Hollywood has been at a stand still for months with writers and actors on strike to petition for better industry conditions, especially in the context of the rise of AI.
Now, it seems the writers may have reached a ‘tentative deal’ with the Alliance of Motion Picture and Television Proucers, the body which represents the interests of the streaming platforms and the studios.
It’s been no mean feat, with the writers striking for 146 days, nearly five months, without work.
Thus far, the details of the deal have not been released, and it needs to be ratified by the Writer’s Guild’s over 11,000 members in order for it to come into effect and the strike to be over.
It’s been a hard slog for the writers and creatives behind our favourite television series, who have been on strike since May 2, 2023.
They have been calling for pay increases, new laws around staffing levels in writers’ rooms and better industry distinctions between cinematic and streaming releases. They are also calling for better regulation of artificial intelligence in the industry.
The Writer’s Guild’s Negotiating Committee have released a statement, saying, “We can say, with great pride, that this deal is exceptional – with meaningful gains and protections for writers in every sector of the membership.”
While it appears that the writers are reaching the pointy end of negotiations, there has been no such update from SAG-AFTRA, the organization representing actors, which is still on strike.
They have, however, issued a congratulatory message to the Writer’s Guild on its deal.
“Since the day the WGA strike began, SAG-AFTRA members have stood alongside the writers on the picket lines. We remain on strike in our TV/Theatrical contract and continue to urge the studio and streamer CEOs and the AMPTP to return to the table and make the fair deal that our members deserve and demand.”

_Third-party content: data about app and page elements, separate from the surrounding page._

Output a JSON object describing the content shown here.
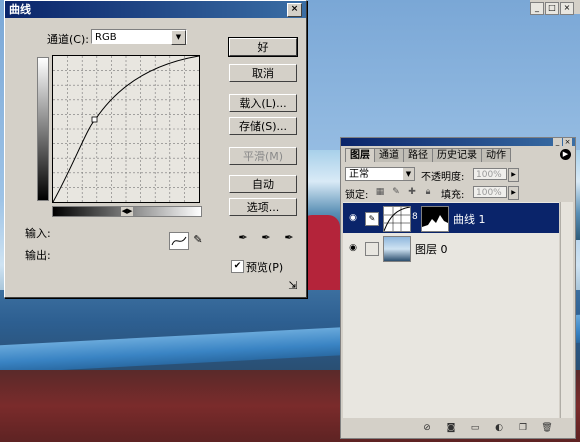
{
  "window_controls": [
    "_",
    "□",
    "×"
  ],
  "curves_dialog": {
    "title": "曲线",
    "close_label": "×",
    "channel_label": "通道(C):",
    "channel_value": "RGB",
    "buttons": {
      "ok": "好",
      "cancel": "取消",
      "load": "载入(L)...",
      "save": "存储(S)...",
      "smooth": "平滑(M)",
      "auto": "自动",
      "options": "选项..."
    },
    "input_label": "输入:",
    "output_label": "输出:",
    "preview_label": "预览(P)",
    "preview_checked": true
  },
  "layers_panel": {
    "tabs": [
      "图层",
      "通道",
      "路径",
      "历史记录",
      "动作"
    ],
    "active_tab": "图层",
    "blend_mode": "正常",
    "opacity_label": "不透明度:",
    "opacity_value": "100%",
    "lock_label": "锁定:",
    "fill_label": "填充:",
    "fill_value": "100%",
    "layers": [
      {
        "name": "曲线 1",
        "selected": true,
        "type": "adjustment"
      },
      {
        "name": "图层 0",
        "selected": false,
        "type": "image"
      }
    ]
  },
  "colors": {
    "titlebar": "#0a246a",
    "dialog_bg": "#d4d0c8",
    "selected_layer": "#0a246a"
  }
}
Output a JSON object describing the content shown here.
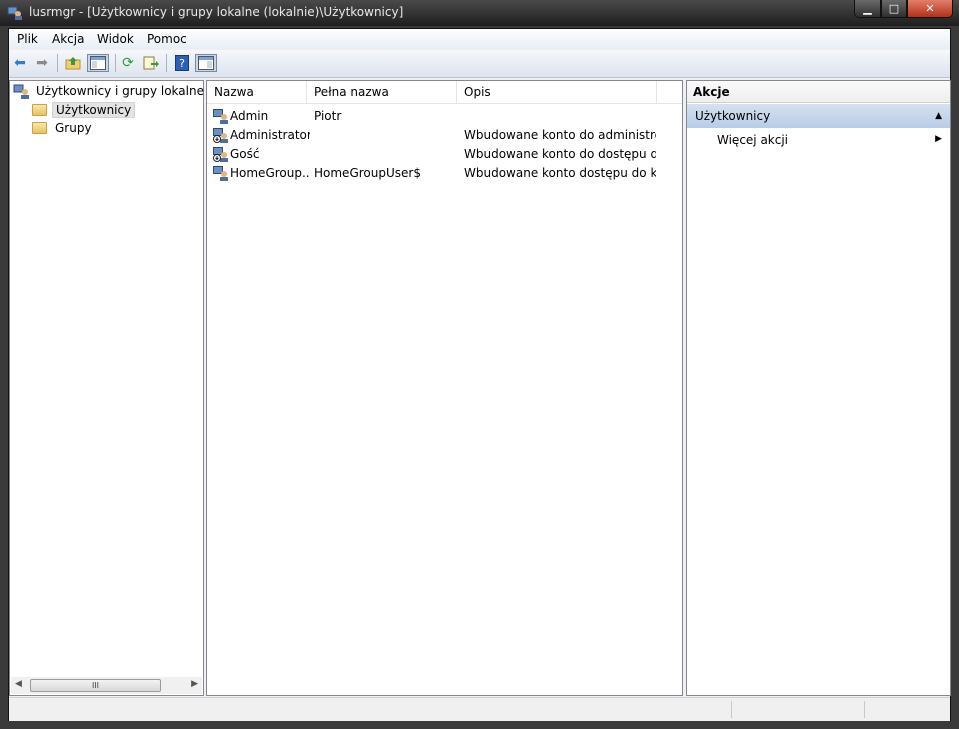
{
  "window": {
    "title": "lusrmgr - [Użytkownicy i grupy lokalne (lokalnie)\\Użytkownicy]"
  },
  "menu": [
    "Plik",
    "Akcja",
    "Widok",
    "Pomoc"
  ],
  "toolbar": {
    "icons": [
      "back-arrow-icon",
      "forward-arrow-icon",
      "up-folder-icon",
      "show-hide-tree-icon",
      "refresh-icon",
      "export-list-icon",
      "help-icon",
      "show-hide-action-pane-icon"
    ]
  },
  "tree": {
    "root": "Użytkownicy i grupy lokalne (lok",
    "items": [
      "Użytkownicy",
      "Grupy"
    ]
  },
  "list": {
    "columns": [
      "Nazwa",
      "Pełna nazwa",
      "Opis"
    ],
    "rows": [
      {
        "name": "Admin",
        "full_name": "Piotr",
        "description": ""
      },
      {
        "name": "Administrator",
        "full_name": "",
        "description": "Wbudowane konto do administro..."
      },
      {
        "name": "Gość",
        "full_name": "",
        "description": "Wbudowane konto do dostępu d..."
      },
      {
        "name": "HomeGroup...",
        "full_name": "HomeGroupUser$",
        "description": "Wbudowane konto dostępu do k..."
      }
    ]
  },
  "actions": {
    "header": "Akcje",
    "section": "Użytkownicy",
    "item": "Więcej akcji"
  },
  "colors": {
    "selection": "#b9cce5",
    "window_frame": "#3a3a3a",
    "close_button": "#c8452e"
  }
}
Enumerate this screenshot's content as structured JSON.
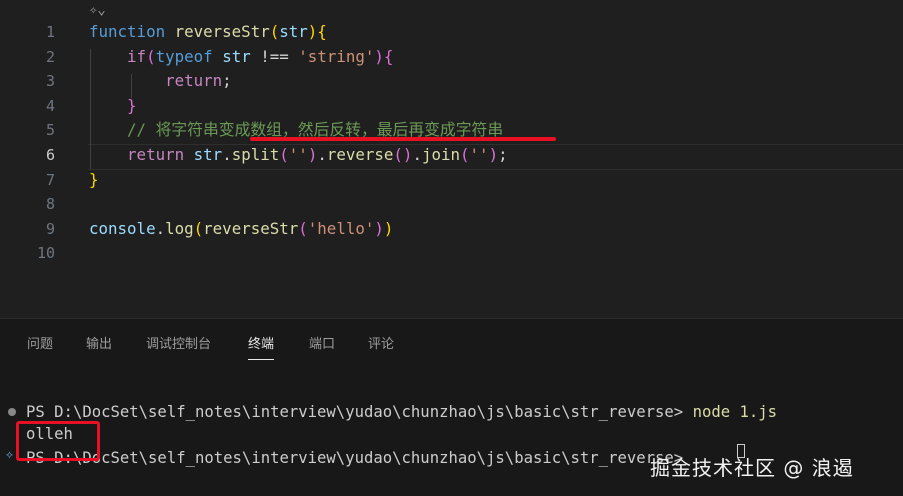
{
  "editor": {
    "top_icon": "sparkle-chevron-icon",
    "active_line": 6,
    "lines": [
      {
        "num": "1"
      },
      {
        "num": "2"
      },
      {
        "num": "3"
      },
      {
        "num": "4"
      },
      {
        "num": "5"
      },
      {
        "num": "6"
      },
      {
        "num": "7"
      },
      {
        "num": "8"
      },
      {
        "num": "9"
      },
      {
        "num": "10"
      }
    ],
    "tokens": {
      "l1_kw": "function",
      "l1_sp": " ",
      "l1_fn": "reverseStr",
      "l1_p1": "(",
      "l1_arg": "str",
      "l1_p2": ")",
      "l1_b": "{",
      "l2_indent": "    ",
      "l2_if": "if",
      "l2_p1": "(",
      "l2_typeof": "typeof",
      "l2_sp1": " ",
      "l2_var": "str",
      "l2_op": " !== ",
      "l2_str": "'string'",
      "l2_p2": ")",
      "l2_b": "{",
      "l3_indent": "        ",
      "l3_ret": "return",
      "l3_semi": ";",
      "l4_indent": "    ",
      "l4_b": "}",
      "l5_indent": "    ",
      "l5_com": "// 将字符串变成数组，然后反转，最后再变成字符串",
      "l6_indent": "    ",
      "l6_ret": "return",
      "l6_sp": " ",
      "l6_var": "str",
      "l6_dot1": ".",
      "l6_split": "split",
      "l6_p1": "(",
      "l6_s1": "''",
      "l6_p2": ")",
      "l6_dot2": ".",
      "l6_rev": "reverse",
      "l6_p3": "()",
      "l6_dot3": ".",
      "l6_join": "join",
      "l6_p4": "(",
      "l6_s2": "''",
      "l6_p5": ")",
      "l6_semi": ";",
      "l7_b": "}",
      "l9_var": "console",
      "l9_dot": ".",
      "l9_log": "log",
      "l9_p1": "(",
      "l9_fn": "reverseStr",
      "l9_p2": "(",
      "l9_str": "'hello'",
      "l9_p3": ")",
      "l9_p4": ")"
    }
  },
  "panel": {
    "tabs": [
      "问题",
      "输出",
      "调试控制台",
      "终端",
      "端口",
      "评论"
    ],
    "active_tab": "终端",
    "terminal": {
      "prompt1": "PS D:\\DocSet\\self_notes\\interview\\yudao\\chunzhao\\js\\basic\\str_reverse> ",
      "command": "node 1.js",
      "output": "olleh",
      "prompt2": "PS D:\\DocSet\\self_notes\\interview\\yudao\\chunzhao\\js\\basic\\str_reverse> "
    }
  },
  "watermark": "掘金技术社区 @ 浪遏",
  "colors": {
    "background": "#1f1f1f",
    "keyword": "#569cd6",
    "control": "#c586c0",
    "function": "#dcdcaa",
    "string": "#ce9178",
    "comment": "#6a9955",
    "highlight": "#e81123"
  }
}
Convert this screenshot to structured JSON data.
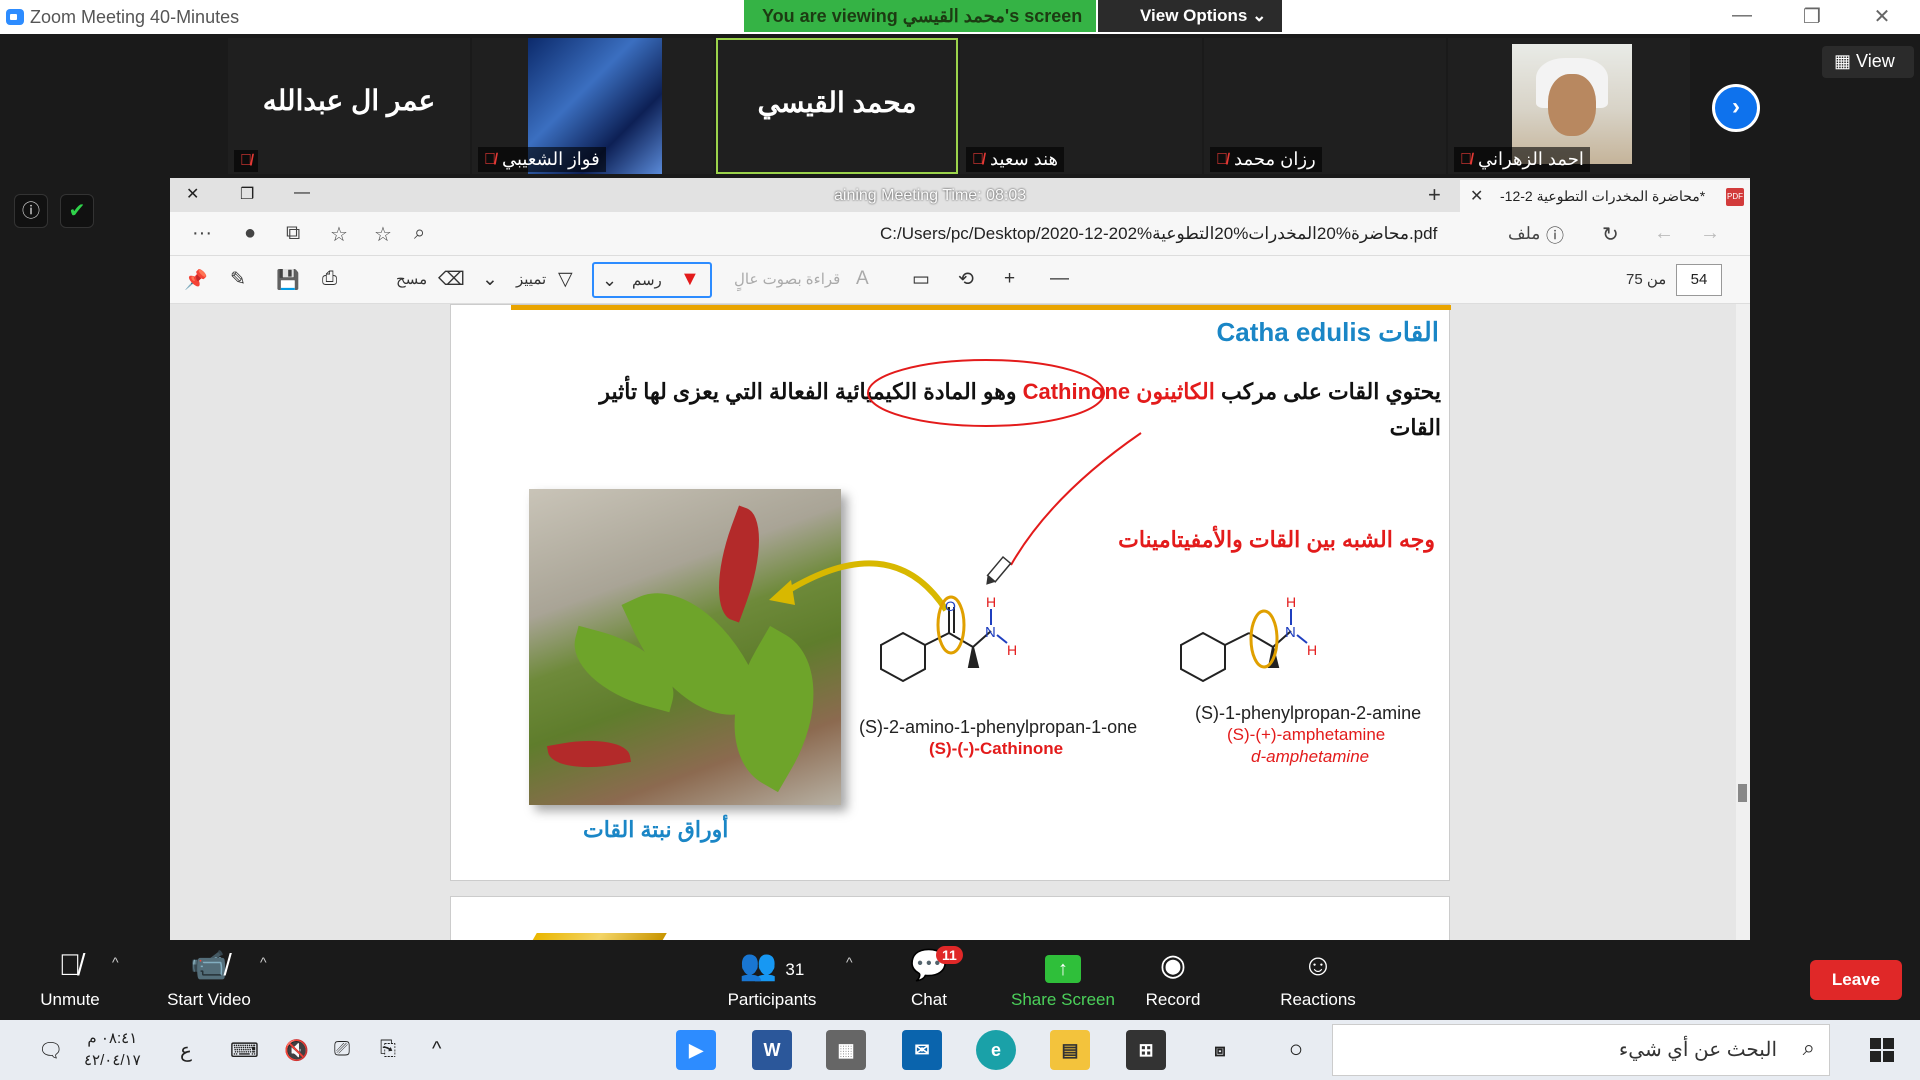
{
  "zoom": {
    "window_title": "Zoom Meeting 40-Minutes",
    "viewing_banner": "You are viewing محمد القيسي's screen",
    "view_options": "View Options ⌄",
    "view_label": "View",
    "participants": [
      {
        "name": "عمر ال عبدالله",
        "label": "",
        "type": "name"
      },
      {
        "name": "",
        "label": "فواز الشعيبي",
        "type": "image"
      },
      {
        "name": "محمد القيسي",
        "label": "",
        "type": "name-active"
      },
      {
        "name": "",
        "label": "هند سعيد",
        "type": "empty"
      },
      {
        "name": "",
        "label": "رزان محمد",
        "type": "empty"
      },
      {
        "name": "",
        "label": "احمد الزهراني",
        "type": "person"
      }
    ]
  },
  "browser": {
    "tab_title": "*محاضرة المخدرات التطوعية 2-12-",
    "meeting_time": "aining Meeting Time: 08:03",
    "url": "C:/Users/pc/Desktop/2020-12-202%محاضرة%20المخدرات%20التطوعية.pdf",
    "url_label": "ملف"
  },
  "pdf_toolbar": {
    "draw": "رسم",
    "highlight": "تمييز",
    "erase": "مسح",
    "read_aloud": "قراءة بصوت عالٍ",
    "page_current": "54",
    "page_total": "من 75"
  },
  "slide": {
    "title": "Catha edulis القات",
    "line1_pre": "يحتوي القات على مركب",
    "line1_red": "الكاثينون Cathinone",
    "line1_post": "وهو المادة الكيميائية الفعالة التي يعزى لها تأثير",
    "line2": "القات",
    "similarity": "وجه الشبه بين القات والأمفيتامينات",
    "photo_caption": "أوراق نبتة القات",
    "cathinone_name": "(S)-2-amino-1-phenylpropan-1-one",
    "cathinone_label": "(S)-(-)-Cathinone",
    "amph_name": "(S)-1-phenylpropan-2-amine",
    "amph_label1": "(S)-(+)-amphetamine",
    "amph_label2": "d-amphetamine",
    "atom_O": "O",
    "atom_N": "N",
    "atom_H": "H"
  },
  "controls": {
    "unmute": "Unmute",
    "start_video": "Start Video",
    "participants": "Participants",
    "participants_count": "31",
    "chat": "Chat",
    "chat_badge": "11",
    "share_screen": "Share Screen",
    "record": "Record",
    "reactions": "Reactions",
    "leave": "Leave"
  },
  "taskbar": {
    "time": "٠٨:٤١ م",
    "date": "٤٢/٠٤/١٧",
    "lang": "ع",
    "search_placeholder": "البحث عن أي شيء",
    "word_label": "W"
  },
  "colors": {
    "zoom_blue": "#2D8CFF",
    "banner_green": "#35b345",
    "leave_red": "#e02828",
    "slide_blue": "#1a86c6",
    "slide_red": "#e31b1b"
  }
}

From this message, it appears that while the writer’s may soon find themselves back in work again, it may be a while longer before actors and performers can be back in front of the camera and on stage.